EXERCISE DIRECTIONS: Take every record and write it out again exactly, with no images included.

GIVEN ENTRIES:

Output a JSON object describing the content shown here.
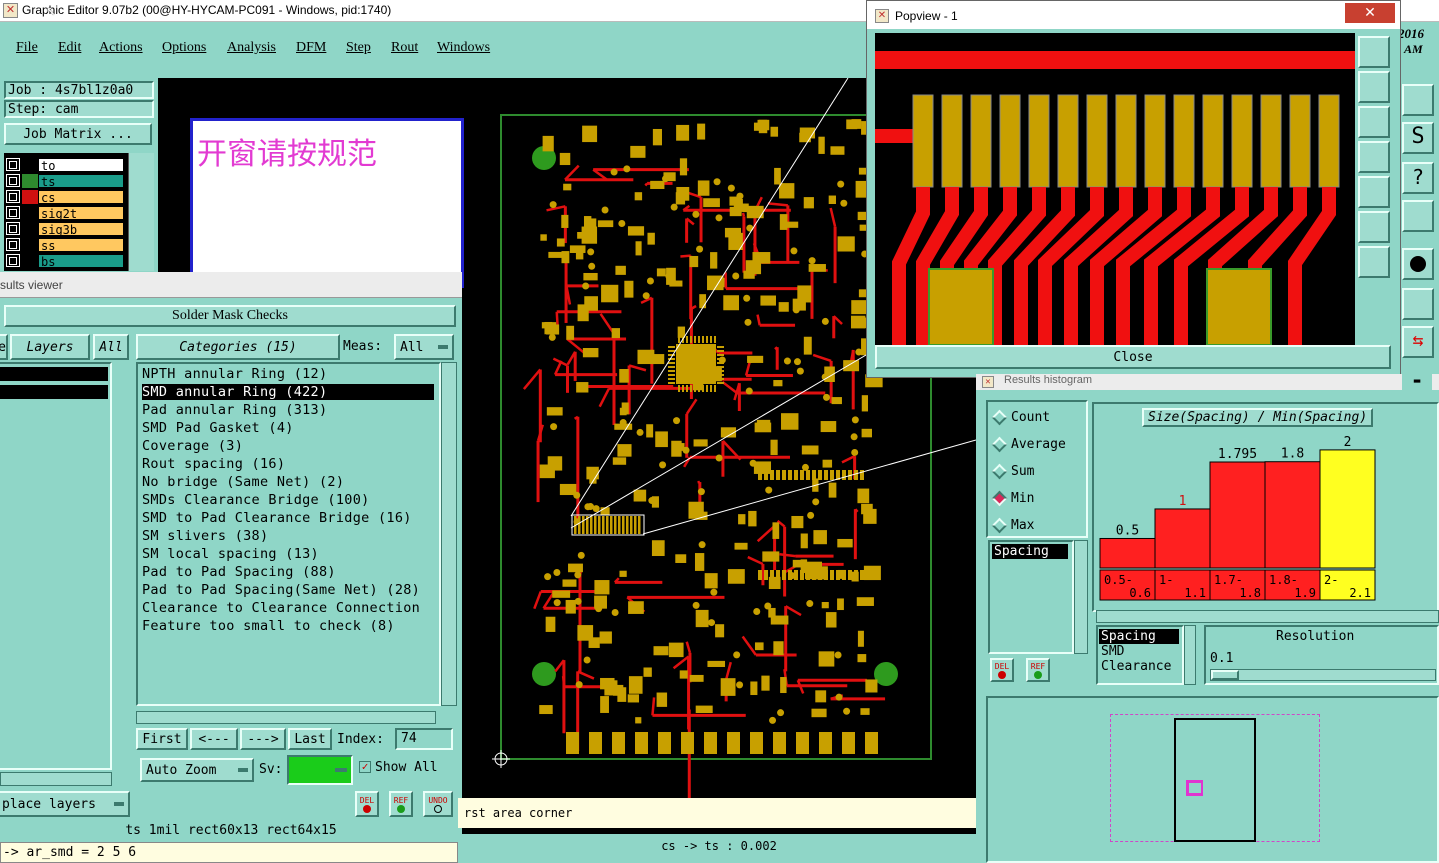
{
  "app": {
    "title": "Graphic Editor 9.07b2 (00@HY-HYCAM-PC091 - Windows, pid:1740)",
    "menu": [
      "File",
      "Edit",
      "Actions",
      "Options",
      "Analysis",
      "DFM",
      "Step",
      "Rout",
      "Windows"
    ]
  },
  "job": {
    "job_label": "Job : 4s7bl1z0a0",
    "step_label": "Step: cam",
    "matrix_button": "Job Matrix ..."
  },
  "layers": [
    {
      "name": "to",
      "color": "#000000",
      "box": "#ffffff"
    },
    {
      "name": "ts",
      "color": "#2e8b2e",
      "box": "#1a9c8a"
    },
    {
      "name": "cs",
      "color": "#d01010",
      "box": "#ffc860"
    },
    {
      "name": "sig2t",
      "color": "#000000",
      "box": "#ffc860"
    },
    {
      "name": "sig3b",
      "color": "#000000",
      "box": "#ffc860"
    },
    {
      "name": "ss",
      "color": "#000000",
      "box": "#ffc860"
    },
    {
      "name": "bs",
      "color": "#000000",
      "box": "#1a9c8a"
    }
  ],
  "note_text": "开窗请按规范",
  "results_viewer": {
    "window_title": "sults viewer",
    "panel_title": "Solder Mask Checks",
    "layers_tab": "Layers",
    "all_tab": "All",
    "categories_tab": "Categories (15)",
    "meas_label": "Meas:",
    "meas_value": "All",
    "categories": [
      "NPTH annular Ring (12)",
      "SMD annular Ring (422)",
      "Pad annular Ring (313)",
      "SMD Pad Gasket (4)",
      "Coverage (3)",
      "Rout spacing (16)",
      "No bridge (Same Net) (2)",
      "SMDs Clearance Bridge (100)",
      "SMD to Pad Clearance Bridge (16)",
      "SM slivers (38)",
      "SM local spacing (13)",
      "Pad to Pad Spacing (88)",
      "Pad to Pad Spacing(Same Net) (28)",
      "Clearance to Clearance Connection",
      "Feature too small to check (8)"
    ],
    "selected_index": 1,
    "nav": {
      "first": "First",
      "prev": "<---",
      "next": "--->",
      "last": "Last",
      "index_label": "Index:",
      "index_value": "74"
    },
    "zoom": "Auto Zoom",
    "sv_label": "Sv:",
    "show_all": "Show All",
    "place_layers": "place layers",
    "del": "DEL",
    "ref": "REF",
    "undo": "UNDO"
  },
  "status": {
    "info": "ts 1mil  rect60x13  rect64x15",
    "command": "-> ar_smd = 2 5 6",
    "prompt": "rst area corner",
    "measure": "cs -> ts : 0.002"
  },
  "clock": {
    "year": "2016",
    "ampm": "AM"
  },
  "popview": {
    "title": "Popview - 1",
    "close": "Close"
  },
  "histogram": {
    "window_title": "Results histogram",
    "modes": [
      "Count",
      "Average",
      "Sum",
      "Min",
      "Max"
    ],
    "selected_mode": "Min",
    "chart_title": "Size(Spacing) / Min(Spacing)",
    "list1": [
      "Spacing"
    ],
    "list2": [
      "Spacing",
      "SMD",
      "Clearance"
    ],
    "resolution_label": "Resolution",
    "resolution_value": "0.1",
    "del": "DEL",
    "ref": "REF"
  },
  "chart_data": {
    "type": "bar",
    "title": "Size(Spacing) / Min(Spacing)",
    "categories": [
      "0.5-0.6",
      "1-1.1",
      "1.7-1.8",
      "1.8-1.9",
      "2-2.1"
    ],
    "values": [
      0.5,
      1,
      1.795,
      1.8,
      2
    ],
    "value_labels": [
      "0.5",
      "1",
      "1.795",
      "1.8",
      "2"
    ],
    "bin_labels": [
      [
        "0.5-",
        "0.6"
      ],
      [
        "1-",
        "1.1"
      ],
      [
        "1.7-",
        "1.8"
      ],
      [
        "1.8-",
        "1.9"
      ],
      [
        "2-",
        "2.1"
      ]
    ],
    "colors": [
      "#ff2020",
      "#ff2020",
      "#ff2020",
      "#ff2020",
      "#ffff20"
    ],
    "ylim": [
      0,
      2.1
    ]
  }
}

TASK ANSWER:
Output a JSON object describing the content shown here.
{
  "app": {
    "title": "Graphic Editor 9.07b2 (00@HY-HYCAM-PC091 - Windows, pid:1740)",
    "menu": [
      "File",
      "Edit",
      "Actions",
      "Options",
      "Analysis",
      "DFM",
      "Step",
      "Rout",
      "Windows"
    ]
  },
  "job": {
    "job_label": "Job : 4s7bl1z0a0",
    "step_label": "Step: cam",
    "matrix_button": "Job Matrix ..."
  },
  "layers": [
    {
      "name": "to",
      "color": "#000000",
      "box": "#ffffff"
    },
    {
      "name": "ts",
      "color": "#2e8b2e",
      "box": "#1a9c8a"
    },
    {
      "name": "cs",
      "color": "#d01010",
      "box": "#ffc860"
    },
    {
      "name": "sig2t",
      "color": "#000000",
      "box": "#ffc860"
    },
    {
      "name": "sig3b",
      "color": "#000000",
      "box": "#ffc860"
    },
    {
      "name": "ss",
      "color": "#000000",
      "box": "#ffc860"
    },
    {
      "name": "bs",
      "color": "#000000",
      "box": "#1a9c8a"
    }
  ],
  "note_text": "开窗请按规范",
  "results_viewer": {
    "window_title": "sults viewer",
    "panel_title": "Solder Mask Checks",
    "layers_tab": "Layers",
    "all_tab": "All",
    "categories_tab": "Categories (15)",
    "meas_label": "Meas:",
    "meas_value": "All",
    "categories": [
      "NPTH annular Ring (12)",
      "SMD annular Ring (422)",
      "Pad annular Ring (313)",
      "SMD Pad Gasket (4)",
      "Coverage (3)",
      "Rout spacing (16)",
      "No bridge (Same Net) (2)",
      "SMDs Clearance Bridge (100)",
      "SMD to Pad Clearance Bridge (16)",
      "SM slivers (38)",
      "SM local spacing (13)",
      "Pad to Pad Spacing (88)",
      "Pad to Pad Spacing(Same Net) (28)",
      "Clearance to Clearance Connection",
      "Feature too small to check (8)"
    ],
    "selected_index": 1,
    "nav": {
      "first": "First",
      "prev": "<---",
      "next": "--->",
      "last": "Last",
      "index_label": "Index:",
      "index_value": "74"
    },
    "zoom": "Auto Zoom",
    "sv_label": "Sv:",
    "show_all": "Show All",
    "place_layers": "place layers",
    "del": "DEL",
    "ref": "REF",
    "undo": "UNDO"
  },
  "status": {
    "info": "ts 1mil  rect60x13  rect64x15",
    "command": "-> ar_smd = 2 5 6",
    "prompt": "rst area corner",
    "measure": "cs -> ts : 0.002"
  },
  "clock": {
    "year": "2016",
    "ampm": "AM"
  },
  "popview": {
    "title": "Popview - 1",
    "close": "Close"
  },
  "histogram": {
    "window_title": "Results histogram",
    "modes": [
      "Count",
      "Average",
      "Sum",
      "Min",
      "Max"
    ],
    "selected_mode": "Min",
    "chart_title": "Size(Spacing) / Min(Spacing)",
    "list1": [
      "Spacing"
    ],
    "list2": [
      "Spacing",
      "SMD",
      "Clearance"
    ],
    "resolution_label": "Resolution",
    "resolution_value": "0.1",
    "del": "DEL",
    "ref": "REF"
  },
  "chart_data": {
    "type": "bar",
    "title": "Size(Spacing) / Min(Spacing)",
    "categories": [
      "0.5-0.6",
      "1-1.1",
      "1.7-1.8",
      "1.8-1.9",
      "2-2.1"
    ],
    "values": [
      0.5,
      1,
      1.795,
      1.8,
      2
    ],
    "value_labels": [
      "0.5",
      "1",
      "1.795",
      "1.8",
      "2"
    ],
    "bin_labels": [
      [
        "0.5-",
        "0.6"
      ],
      [
        "1-",
        "1.1"
      ],
      [
        "1.7-",
        "1.8"
      ],
      [
        "1.8-",
        "1.9"
      ],
      [
        "2-",
        "2.1"
      ]
    ],
    "colors": [
      "#ff2020",
      "#ff2020",
      "#ff2020",
      "#ff2020",
      "#ffff20"
    ],
    "ylim": [
      0,
      2.1
    ]
  }
}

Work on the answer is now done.